U.S. government officials are using location data from millions of cellphone users around the country to track movement during the coronavirus pandemic, according to The Wall Street Journal.
The weekend report says the Centers for Disease Control and Prevention, along with state and local governments, have begun receiving reports concerning areas of “geographic interest” in the country. This could cover as many as 500 cities around the United States.
This data, which is stripped of identifying information, can be used in multiple ways. It shows where large groups of people are gathering. It can also help reveal compliance with stay-at-home orders.
Unsurprisingly, privacy advocates are concerned about the tracking measures. Wolfie Christl, a privacy activist and researcher, told the newspaper that the location data industry is “covidwashing” the use of “privacy-invading” products.
U.S. is not the only country to track user movement during COVID-19
The U.S. is just the latest part of the world to track the location of users during the coronavirus pandemic. Other countries to investigate similar technologies include the likes of Singapore, Taiwan, and Israel. Last week, eight major telecoms providers in Europe reportedly agreed to share mobile phone location data with officials to track the spread of COVID-19.
Meanwhile, U.K. health researchers recently launched a COVID-19 symptom-tracking app to help monitor the spread of the coronavirus. Having already rocked to the top of the App Store charts, it will soon make its way to the U.S.
Different countries are using different approaches to carry out location tracking of users. In Europe, for instance, it seems that network carriers are providing the user data. In the U.S., the mobile advertising industry provides the data, the WSJ claims.

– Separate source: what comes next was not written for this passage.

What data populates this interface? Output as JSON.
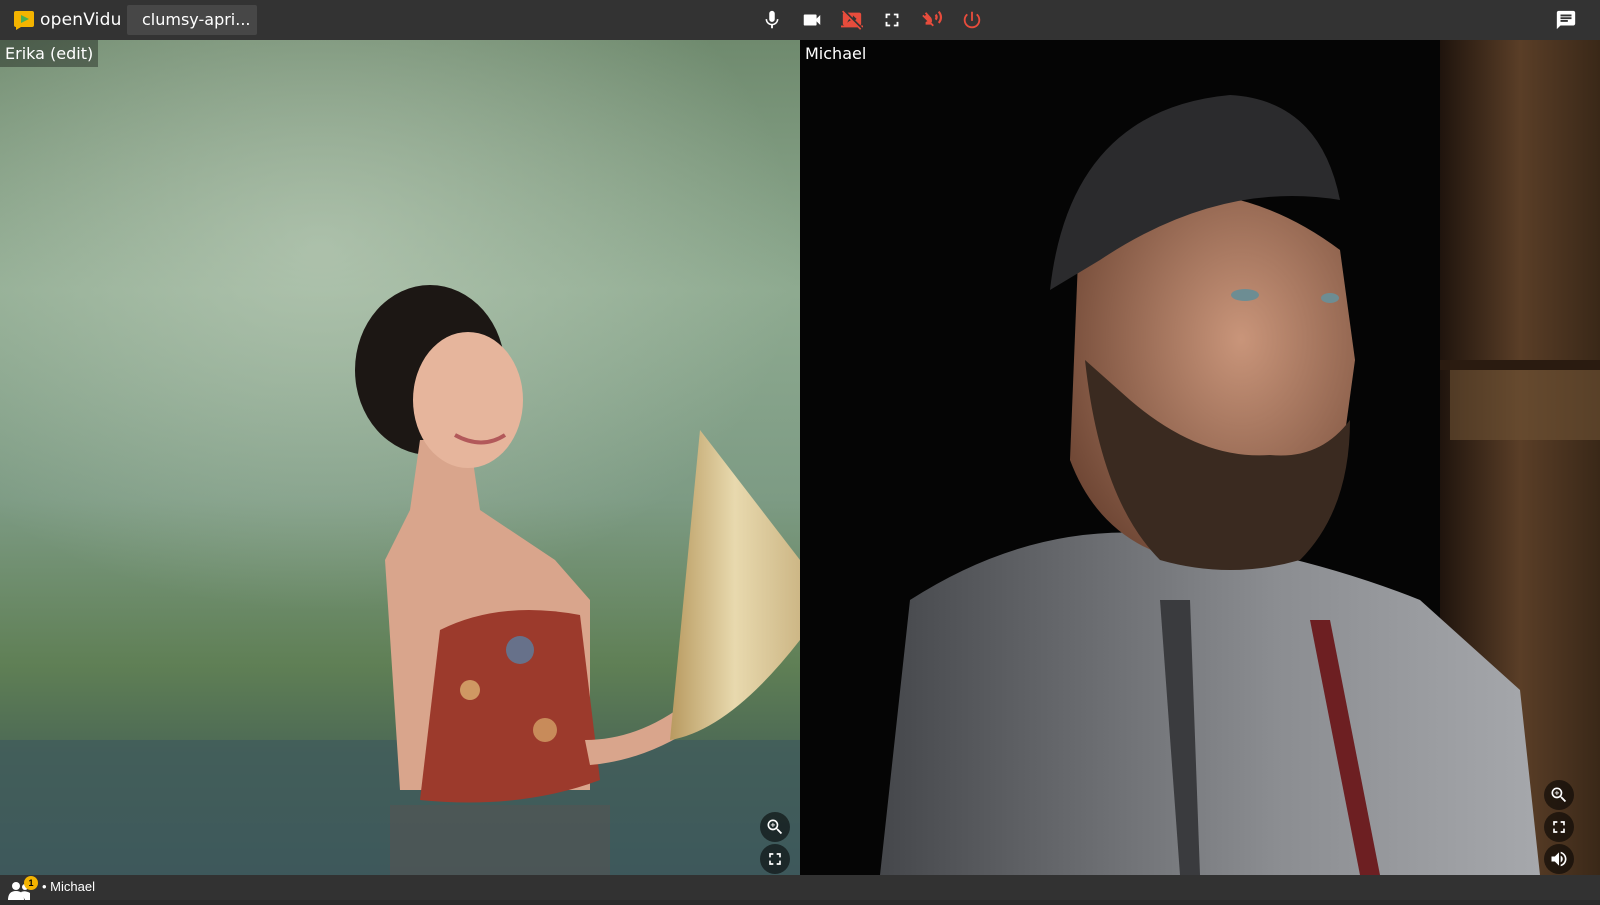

How do you feel about user tracking for public health reasons right now? Let us know your thoughts in the comments below.
Source: Wall Street Journal